6. Injustice is a reality. | Knowing that there are approximately 27 million people in the world today who live under some form of slavery is mind-boggling. A statistic like this can easily anesthetize us to the painful realities experienced by the individual people who make up those statistics. It’s one thing to hear that there are 27 million people held as slaves, but it’s another thing to personally meet someone who has been rescued from such a hell. Charts and graphs can give us insight into the magnitude of a problem, but meeting a victim can compel us to become a part of the solution. I have a responsibility to fight against injustices like human trafficking.
5. There is no place where God is not at work. | While there are fields around the globe that are unquestionably white unto harvest, there are also places where God is quietly at work. God loves the nations and wants them to have knowledge of Him. I have met many people in closed or restricted countries (perhaps these should be called creative access countries) who have lived a lifetime without access to the gospel but whom God prepared to receive His message by speaking to them in a dream. Amazing stories like this and others I have heard have convinced me that there is no place in the world where God is not at work.
4. There are kind people everywhere. | The evening news can easily lead us to believe that many nations beyond our borders are filled with nothing but angry and violent people. I have in fact met more than a few people on my travels who fall into that category. However, I have also met the kindest people in some of the most dangerous places I have visited — people of all faiths who have extended their hospitality and protection to me. These persons of peace have embraced me with the same spirit with which the Gentile centurion named Cornelius embraced Peter in the book of Acts.
3. National partners make all the difference. | Over the years I have met and worked with numerous national partners who are passionate about the spiritual and physical welfare of their own people. Many of these serve at great risk to their own lives. A handful have lost their lives for the sake of the gospel. The sacrifice of these individuals who have counted the cost or paid the ultimate price for following Christ keeps me sober-minded. I count it a privilege to pray for them, encourage them, and assist them with their efforts to reach their own people.

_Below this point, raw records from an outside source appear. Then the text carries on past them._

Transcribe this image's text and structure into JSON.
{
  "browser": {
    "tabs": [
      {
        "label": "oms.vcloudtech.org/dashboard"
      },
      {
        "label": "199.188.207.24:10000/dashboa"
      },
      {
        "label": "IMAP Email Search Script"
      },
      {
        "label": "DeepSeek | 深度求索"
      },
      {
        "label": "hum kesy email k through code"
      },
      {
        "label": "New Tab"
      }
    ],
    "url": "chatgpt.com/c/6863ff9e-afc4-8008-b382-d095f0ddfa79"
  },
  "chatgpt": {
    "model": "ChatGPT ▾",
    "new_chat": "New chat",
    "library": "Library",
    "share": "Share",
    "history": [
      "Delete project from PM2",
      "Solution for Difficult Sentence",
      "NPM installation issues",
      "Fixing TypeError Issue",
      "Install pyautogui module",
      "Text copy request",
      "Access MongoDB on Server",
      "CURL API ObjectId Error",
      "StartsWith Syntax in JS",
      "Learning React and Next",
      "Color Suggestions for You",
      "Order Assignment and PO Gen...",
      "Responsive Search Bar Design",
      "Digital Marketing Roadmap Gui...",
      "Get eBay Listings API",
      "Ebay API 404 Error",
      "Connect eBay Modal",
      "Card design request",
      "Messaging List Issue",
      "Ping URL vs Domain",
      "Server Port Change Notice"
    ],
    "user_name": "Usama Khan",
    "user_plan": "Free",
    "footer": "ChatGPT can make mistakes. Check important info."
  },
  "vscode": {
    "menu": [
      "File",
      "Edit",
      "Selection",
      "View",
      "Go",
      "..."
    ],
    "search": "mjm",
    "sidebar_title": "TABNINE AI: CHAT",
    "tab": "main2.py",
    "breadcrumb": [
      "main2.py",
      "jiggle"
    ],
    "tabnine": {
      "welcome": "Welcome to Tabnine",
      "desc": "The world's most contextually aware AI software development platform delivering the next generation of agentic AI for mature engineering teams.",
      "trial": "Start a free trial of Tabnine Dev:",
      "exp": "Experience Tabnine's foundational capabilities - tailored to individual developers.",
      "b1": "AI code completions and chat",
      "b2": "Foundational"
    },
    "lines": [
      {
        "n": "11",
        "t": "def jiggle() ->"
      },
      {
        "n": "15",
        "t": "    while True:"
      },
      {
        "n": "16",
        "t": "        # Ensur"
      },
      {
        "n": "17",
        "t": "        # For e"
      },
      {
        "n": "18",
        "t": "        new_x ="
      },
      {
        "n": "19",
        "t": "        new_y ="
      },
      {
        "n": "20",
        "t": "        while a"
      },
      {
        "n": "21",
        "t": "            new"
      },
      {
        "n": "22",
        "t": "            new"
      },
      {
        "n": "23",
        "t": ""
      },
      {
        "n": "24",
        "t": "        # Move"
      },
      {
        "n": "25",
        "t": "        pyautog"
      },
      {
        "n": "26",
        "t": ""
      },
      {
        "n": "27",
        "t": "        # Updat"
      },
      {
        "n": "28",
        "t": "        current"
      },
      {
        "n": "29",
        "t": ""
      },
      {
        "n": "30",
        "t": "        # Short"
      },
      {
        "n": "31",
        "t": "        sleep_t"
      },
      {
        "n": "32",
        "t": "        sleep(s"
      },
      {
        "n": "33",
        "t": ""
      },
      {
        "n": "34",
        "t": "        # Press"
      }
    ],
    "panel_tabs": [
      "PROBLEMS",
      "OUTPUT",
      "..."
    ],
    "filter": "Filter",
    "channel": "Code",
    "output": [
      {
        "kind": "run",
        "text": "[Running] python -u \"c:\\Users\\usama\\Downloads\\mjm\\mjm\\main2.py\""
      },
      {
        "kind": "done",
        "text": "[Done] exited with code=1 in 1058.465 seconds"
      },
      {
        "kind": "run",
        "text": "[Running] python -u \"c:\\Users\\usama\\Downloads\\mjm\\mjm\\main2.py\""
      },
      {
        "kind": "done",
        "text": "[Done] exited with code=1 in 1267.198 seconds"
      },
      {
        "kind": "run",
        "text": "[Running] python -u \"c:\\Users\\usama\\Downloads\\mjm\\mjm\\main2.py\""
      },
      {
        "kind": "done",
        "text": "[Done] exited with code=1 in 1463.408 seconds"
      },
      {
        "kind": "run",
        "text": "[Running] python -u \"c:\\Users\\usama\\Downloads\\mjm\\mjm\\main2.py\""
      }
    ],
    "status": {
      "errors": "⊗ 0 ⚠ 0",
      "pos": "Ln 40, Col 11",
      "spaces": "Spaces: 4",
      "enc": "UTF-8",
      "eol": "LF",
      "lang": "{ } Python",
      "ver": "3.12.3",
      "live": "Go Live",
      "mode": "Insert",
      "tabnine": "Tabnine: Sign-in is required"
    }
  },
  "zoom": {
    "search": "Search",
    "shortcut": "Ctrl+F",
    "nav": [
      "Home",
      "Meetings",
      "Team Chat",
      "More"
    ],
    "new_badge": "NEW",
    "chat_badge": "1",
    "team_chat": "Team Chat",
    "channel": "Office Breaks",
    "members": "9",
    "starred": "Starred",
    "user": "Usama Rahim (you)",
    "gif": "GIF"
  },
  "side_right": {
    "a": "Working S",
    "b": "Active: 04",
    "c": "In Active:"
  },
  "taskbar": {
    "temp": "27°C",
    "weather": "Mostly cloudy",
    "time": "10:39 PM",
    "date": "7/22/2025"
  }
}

2. Many in our world are still waiting to hear the good news. | Years ago while in Ukraine, a friend shared the gospel with an elderly woman who had grown up under Communism. The woman embraced the gospel and then asked, “How long have you known about this good news?” Our team member replied, “All of my life.” The old woman then asked, “Then why didn’t you come sooner?” I have heard others ask that same question many times over the years. In April 1901, John R. Mott challenged students at a meeting of the Student Volunteer Movement with these words: “To have a knowledge of Christ is to incur a tremendous responsibility to those that have it not. … What a colossal crime against two-thirds of the human race to withhold this surpassing knowledge.” We must continue to go and we must continue to tell the good news.
1. We must attempt great things for God. | William Carey, the father of the modern missionary movement, said, “Attempt great things for God. Expect great things from God.” We can neither attempt great things nor expect great things unless we have the courage to go beyond the line that defines the farthest we’ve ever been and the most we’ve ever done for God and His purposes. Unless we are willing to put ourselves in a context where we must depend on God, we will never reach our highest potential in Christ nor will we make our greatest contributions to His work. I remain committed to going beyond in order to become and to accomplish all that God has for me.